Horizon Hemp Seeds offers two variations of seeds, and both are dual purpose, meaning they’re bred to be used for both grain and fiber production.
Hemp grain seeds are used for myriad purposes, including medical, economical and environmental, but the fiber industry is much smaller. However, it’s on the rise, Dohmann said, and trials are currently underway nationwide to integrate the crop into many everyday products ranging from concrete and plastic to jeans.
During a question-and-answer segment following his talk, Dohmann was asked about the difference between industrial hemp and marijuana, both of which are varieties of the cannabis sativa plant.
Under federal law, hemp is defined as containing only 0.3% or less THC, the component that gives marijuana its psychoactive properties.
“You could smoke this stuff all day, all you’re going to get is a migraine,” Dohmann said.

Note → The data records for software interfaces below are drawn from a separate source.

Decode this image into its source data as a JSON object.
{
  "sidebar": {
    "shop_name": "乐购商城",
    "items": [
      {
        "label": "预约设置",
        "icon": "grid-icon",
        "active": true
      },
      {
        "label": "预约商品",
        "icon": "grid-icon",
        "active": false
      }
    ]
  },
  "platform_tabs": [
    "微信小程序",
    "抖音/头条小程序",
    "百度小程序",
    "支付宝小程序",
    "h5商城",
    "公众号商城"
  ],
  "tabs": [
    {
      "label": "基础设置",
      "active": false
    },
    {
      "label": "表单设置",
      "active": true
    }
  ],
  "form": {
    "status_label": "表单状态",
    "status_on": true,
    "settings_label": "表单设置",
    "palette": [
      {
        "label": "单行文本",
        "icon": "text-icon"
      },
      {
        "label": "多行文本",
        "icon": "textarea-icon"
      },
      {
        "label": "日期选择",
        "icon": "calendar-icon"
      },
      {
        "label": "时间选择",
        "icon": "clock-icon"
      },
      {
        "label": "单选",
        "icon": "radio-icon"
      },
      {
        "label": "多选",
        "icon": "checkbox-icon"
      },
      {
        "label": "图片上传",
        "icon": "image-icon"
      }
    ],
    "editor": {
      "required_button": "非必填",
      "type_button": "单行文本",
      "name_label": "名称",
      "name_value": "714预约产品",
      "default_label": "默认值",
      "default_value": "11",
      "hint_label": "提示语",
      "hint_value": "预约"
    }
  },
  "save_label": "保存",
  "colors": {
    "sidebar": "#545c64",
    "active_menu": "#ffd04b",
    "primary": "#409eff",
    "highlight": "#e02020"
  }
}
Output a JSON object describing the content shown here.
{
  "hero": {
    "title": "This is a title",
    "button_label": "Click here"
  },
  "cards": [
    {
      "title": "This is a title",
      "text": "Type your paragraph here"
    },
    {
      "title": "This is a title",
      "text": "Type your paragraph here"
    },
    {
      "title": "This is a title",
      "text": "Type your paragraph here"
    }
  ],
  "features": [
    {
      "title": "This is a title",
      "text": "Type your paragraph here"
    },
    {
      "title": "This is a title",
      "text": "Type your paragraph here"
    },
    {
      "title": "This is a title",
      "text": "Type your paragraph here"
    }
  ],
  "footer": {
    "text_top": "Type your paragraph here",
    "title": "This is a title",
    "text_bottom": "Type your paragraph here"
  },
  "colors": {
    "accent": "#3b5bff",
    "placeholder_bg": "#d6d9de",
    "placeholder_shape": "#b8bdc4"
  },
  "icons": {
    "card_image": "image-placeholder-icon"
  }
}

Hot hemp refers to crops that, when tested and due purely to seed genetics, exceed that THC limit, he said. Tests on Horizon Hemp Seeds crops have come in at 0.016% and 0.0039% THC — far from the legal threshold.
“If you do go out and plant stuff and it gets hot in the field, you have to destroy the whole field (per federal law),” Dohmann said. “With us, you don’t even have to worry about coming close to that. Whatever you’re putting in the ground is going to be just fine.”
The Farmers Union convention wrapped up on Dec. 11.